Preventing Scars from Cuts and Scrapes

by | Nov 26, 2018

Living any sort of active life means that, at some point, we are all going to get a cut or skin a knee and even scrape a cheek. While many abrasions can scab over and heal up and leave no trace, there are any number of chances for them to instead leave behind permanent scarring. Luckily, there are some measure you can take to prevent the appearance of unwanted scars.

How Does Scarring Happen?

First of all, it is important to know that scar formation is a very natural part of your wound healing – collagen production ramps up to heal the injury quickly and, as such, that skin does not go through the normal skin production, and so is missing somethings that cause it to look a little different as a result.
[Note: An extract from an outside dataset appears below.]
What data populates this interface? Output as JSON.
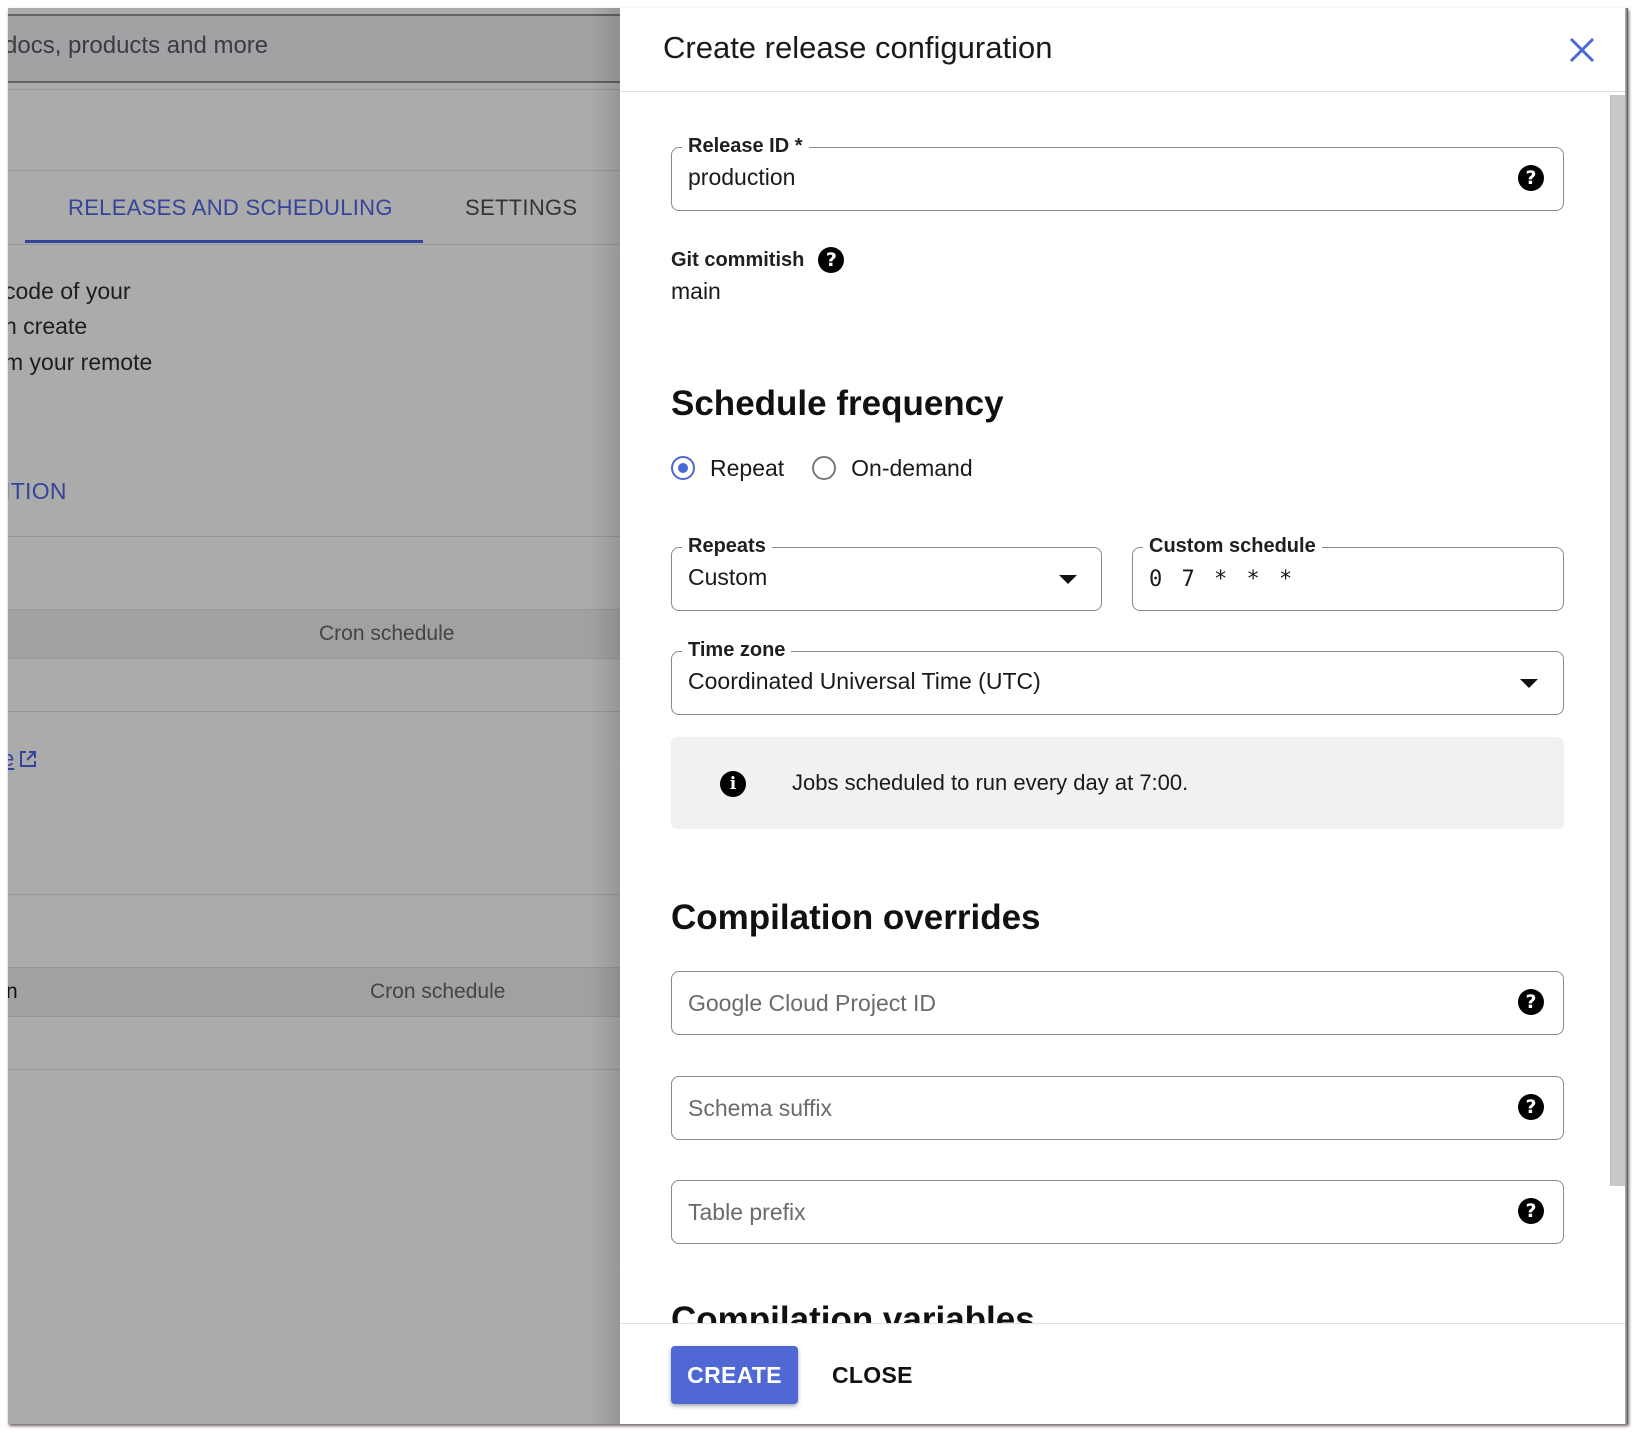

A scar’s appearance is determined by factors such as the size of the wound, depth, the amount of blood that gets there, skin thickness and more.

Cleanliness Is Godliness

Any injury that results in broken skin should be kept clean and free of debris. The last thing you want is a foreign body exacerbating the injury or bacteria causing an infection.

Keep It Hydrated

While healing – Lock in moisture rather than allowing your skin to dry out. A bit of petroleum jelly on the wound topped with a non-adhesive bandage will go a long way to healing with minimal visibility.

After healing – You will still want to keep the new skin moisturized and supple, so using an all-natural moisturizing lotion like Jericho’s Body Lotion Sheer Delicacyis an important step in the process.


Keeping blood flow moving can be a big deal. Massaging the area daily, especially with some vitamin E infused lotion (like this Body Butter Sheer Embrace by Jericho) can potentially reduce scar visibility.

Hide From the Sun

Just as sunlight tans regular skin, it can especially cause discoloring in scar tissue and healing wounds.

All Natural, Baby

Outside of a little petroleum jelly or some vitamin-infused lotion, you really will want to let the wound heal in its natural way. Hydrogen peroxide, for example, will just continue irritation. Don’t pick at the scabs will only serve to slow the process down and increase the chance of scarring.